**WHAT TO DO:** A faithful copy of every entry, with the pictures removed, is what is needed here.

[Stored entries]
○ ○ ○

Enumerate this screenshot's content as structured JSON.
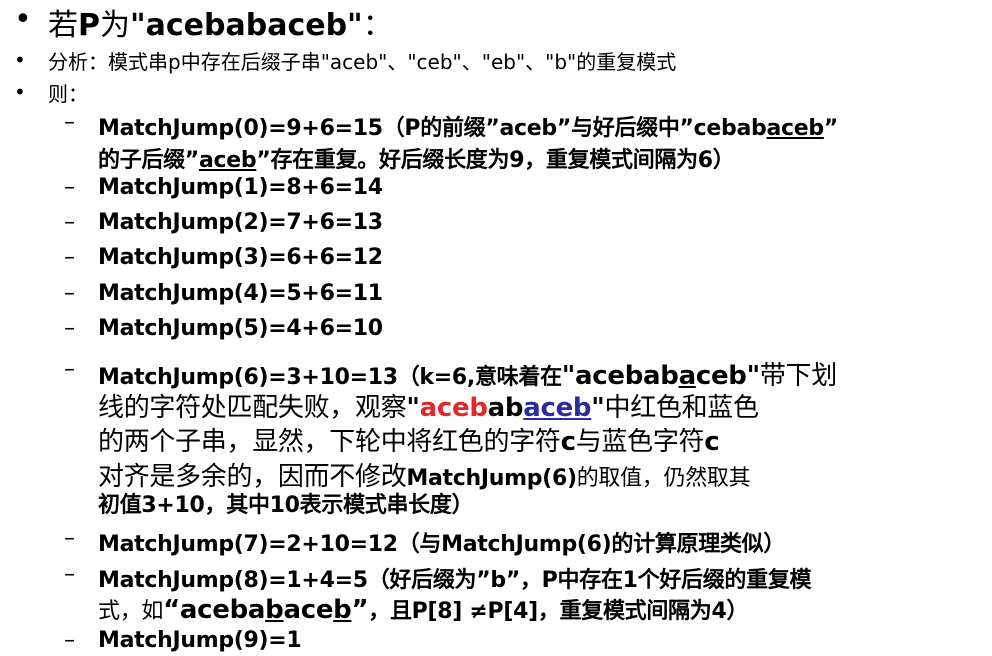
{
  "title": {
    "pre": "若",
    "p": "P",
    "mid": "为",
    "q": "\"acebabaceb\"",
    "post": "："
  },
  "analysis": "分析：模式串p中存在后缀子串\"aceb\"、\"ceb\"、\"eb\"、\"b\"的重复模式",
  "then": "则：",
  "items": [
    {
      "a": "MatchJump(0)=9+6=15（P的前缀”aceb”与好后缀中”cebab",
      "b": "aceb",
      "c": "”",
      "d": "的子后缀”",
      "e": "aceb",
      "f": "”存在重复。好后缀长度为9，重复模式间隔为6）"
    },
    "MatchJump(1)=8+6=14",
    "MatchJump(2)=7+6=13",
    "MatchJump(3)=6+6=12",
    "MatchJump(4)=5+6=11",
    "MatchJump(5)=4+6=10",
    {
      "a": "MatchJump(6)=3+10=13（k=6,意味着在",
      "b": "\"acebab",
      "c": "a",
      "d": "ceb\"",
      "e": "带下划",
      "f": "线的字符处匹配失败，观察",
      "g": "\"",
      "h": "aceb",
      "i": "ab",
      "j": "aceb",
      "k": "\"",
      "l": "中红色和蓝色",
      "m": "的两个子串，显然，下轮中将红色的字符",
      "n": "c",
      "o": "与蓝色字符",
      "p": "c",
      "q": "对齐是多余的，因而不修改",
      "r": "MatchJump(6)",
      "s": "的取值，仍然取其",
      "t": "初值3+10，其中10表示模式串长度）"
    },
    "MatchJump(7)=2+10=12（与MatchJump(6)的计算原理类似）",
    {
      "a": "MatchJump(8)=1+4=5（好后缀为”b”，P中存在1个好后缀的重复模",
      "b": "式，如",
      "c": "“aceba",
      "d": "b",
      "e": "ace",
      "f": "b",
      "g": "”",
      "h": "，且P[8] ≠P[4]，重复模式间隔为4）"
    },
    "MatchJump(9)=1"
  ],
  "bullet": "•",
  "dash": "–"
}
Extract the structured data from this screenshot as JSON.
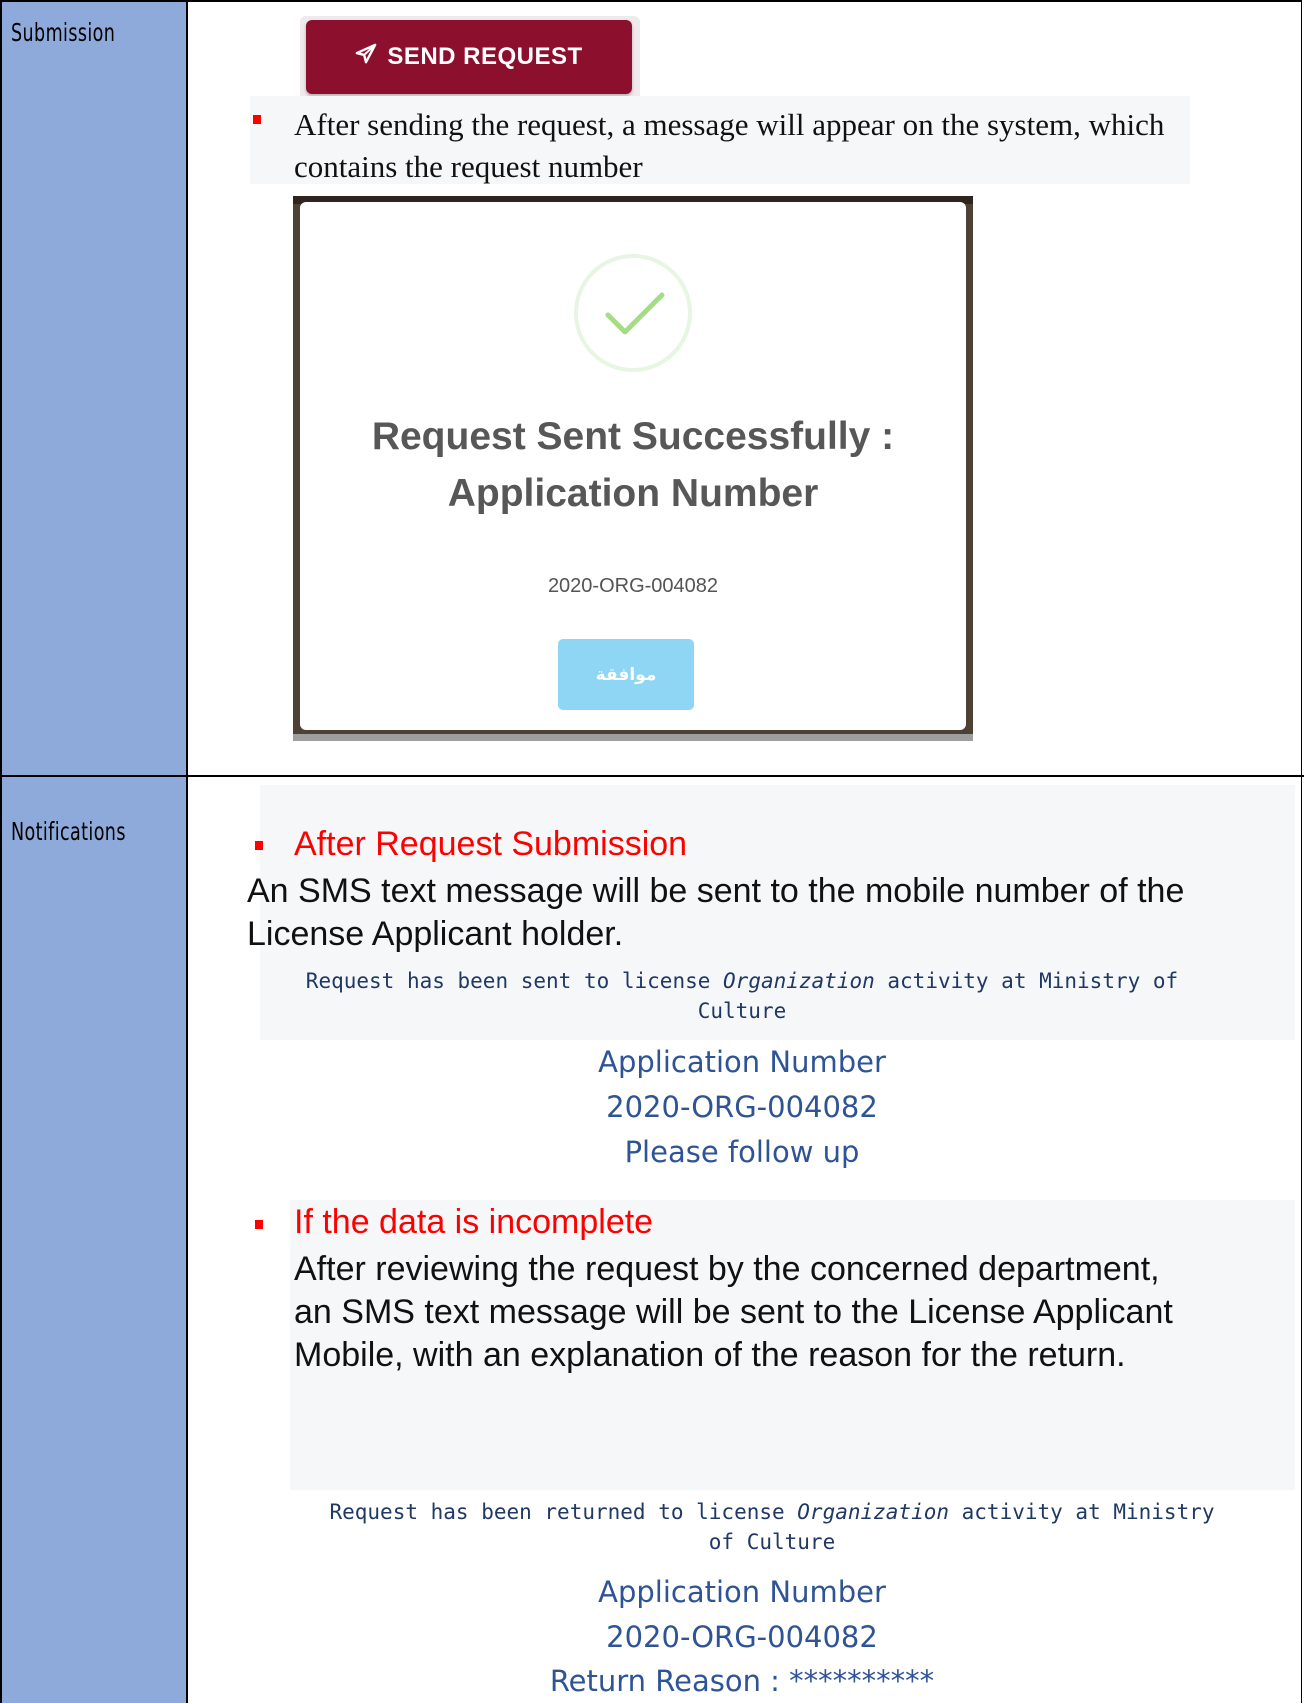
{
  "rows": [
    {
      "label": "Submission"
    },
    {
      "label": "Notifications"
    }
  ],
  "submission": {
    "send_button_label": "SEND REQUEST",
    "send_icon": "paper-plane-icon",
    "note_line1": "After sending the request, a message will appear on the system, which",
    "note_line2": "contains the request number",
    "modal": {
      "title_line1": "Request Sent Successfully :",
      "title_line2": "Application Number",
      "application_number": "2020-ORG-004082",
      "ok_label": "موافقة",
      "check_icon": "success-check-icon"
    }
  },
  "notifications": {
    "section1": {
      "heading": "After Request Submission",
      "body_line1": "An SMS text message will be sent to the mobile number of the",
      "body_line2": "License Applicant holder.",
      "sms_line1_pre": "Request has been sent to license ",
      "sms_line1_italic": "Organization",
      "sms_line1_post": " activity at Ministry of",
      "sms_line2": "Culture",
      "app_label": "Application Number",
      "app_number": "2020-ORG-004082",
      "footer": "Please follow up"
    },
    "section2": {
      "heading": "If the data is incomplete",
      "body_line1": "After reviewing the request by the concerned department,",
      "body_line2": "an SMS text message will be sent to the License Applicant",
      "body_line3": "Mobile, with an explanation of the reason for the return.",
      "sms_line1_pre": "Request has been returned to license ",
      "sms_line1_italic": "Organization",
      "sms_line1_post": " activity at Ministry",
      "sms_line2": "of Culture",
      "app_label": "Application Number",
      "app_number": "2020-ORG-004082",
      "footer": "Return Reason : **********"
    }
  },
  "colors": {
    "label_bg": "#8eaadb",
    "send_button": "#8c0f2e",
    "heading_red": "#ff0000",
    "sms_blue": "#2f5496",
    "ok_button": "#8fd5f4"
  }
}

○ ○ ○

**WRITTEN ANSWER:**
Enumerate this screenshot's content as structured JSON.
{
  "title": {
    "pre": "若",
    "p": "P",
    "mid": "为",
    "q": "\"acebabaceb\"",
    "post": "："
  },
  "analysis": "分析：模式串p中存在后缀子串\"aceb\"、\"ceb\"、\"eb\"、\"b\"的重复模式",
  "then": "则：",
  "items": [
    {
      "a": "MatchJump(0)=9+6=15（P的前缀”aceb”与好后缀中”cebab",
      "b": "aceb",
      "c": "”",
      "d": "的子后缀”",
      "e": "aceb",
      "f": "”存在重复。好后缀长度为9，重复模式间隔为6）"
    },
    "MatchJump(1)=8+6=14",
    "MatchJump(2)=7+6=13",
    "MatchJump(3)=6+6=12",
    "MatchJump(4)=5+6=11",
    "MatchJump(5)=4+6=10",
    {
      "a": "MatchJump(6)=3+10=13（k=6,意味着在",
      "b": "\"acebab",
      "c": "a",
      "d": "ceb\"",
      "e": "带下划",
      "f": "线的字符处匹配失败，观察",
      "g": "\"",
      "h": "aceb",
      "i": "ab",
      "j": "aceb",
      "k": "\"",
      "l": "中红色和蓝色",
      "m": "的两个子串，显然，下轮中将红色的字符",
      "n": "c",
      "o": "与蓝色字符",
      "p": "c",
      "q": "对齐是多余的，因而不修改",
      "r": "MatchJump(6)",
      "s": "的取值，仍然取其",
      "t": "初值3+10，其中10表示模式串长度）"
    },
    "MatchJump(7)=2+10=12（与MatchJump(6)的计算原理类似）",
    {
      "a": "MatchJump(8)=1+4=5（好后缀为”b”，P中存在1个好后缀的重复模",
      "b": "式，如",
      "c": "“aceba",
      "d": "b",
      "e": "ace",
      "f": "b",
      "g": "”",
      "h": "，且P[8] ≠P[4]，重复模式间隔为4）"
    },
    "MatchJump(9)=1"
  ],
  "bullet": "•",
  "dash": "–"
}
Extract the structured data from this screenshot as JSON.
{
  "rows": [
    {
      "label": "Submission"
    },
    {
      "label": "Notifications"
    }
  ],
  "submission": {
    "send_button_label": "SEND REQUEST",
    "send_icon": "paper-plane-icon",
    "note_line1": "After sending the request, a message will appear on the system, which",
    "note_line2": "contains the request number",
    "modal": {
      "title_line1": "Request Sent Successfully :",
      "title_line2": "Application Number",
      "application_number": "2020-ORG-004082",
      "ok_label": "موافقة",
      "check_icon": "success-check-icon"
    }
  },
  "notifications": {
    "section1": {
      "heading": "After Request Submission",
      "body_line1": "An SMS text message will be sent to the mobile number of the",
      "body_line2": "License Applicant holder.",
      "sms_line1_pre": "Request has been sent to license ",
      "sms_line1_italic": "Organization",
      "sms_line1_post": " activity at Ministry of",
      "sms_line2": "Culture",
      "app_label": "Application Number",
      "app_number": "2020-ORG-004082",
      "footer": "Please follow up"
    },
    "section2": {
      "heading": "If the data is incomplete",
      "body_line1": "After reviewing the request by the concerned department,",
      "body_line2": "an SMS text message will be sent to the License Applicant",
      "body_line3": "Mobile, with an explanation of the reason for the return.",
      "sms_line1_pre": "Request has been returned to license ",
      "sms_line1_italic": "Organization",
      "sms_line1_post": " activity at Ministry",
      "sms_line2": "of Culture",
      "app_label": "Application Number",
      "app_number": "2020-ORG-004082",
      "footer": "Return Reason : **********"
    }
  },
  "colors": {
    "label_bg": "#8eaadb",
    "send_button": "#8c0f2e",
    "heading_red": "#ff0000",
    "sms_blue": "#2f5496",
    "ok_button": "#8fd5f4"
  }
}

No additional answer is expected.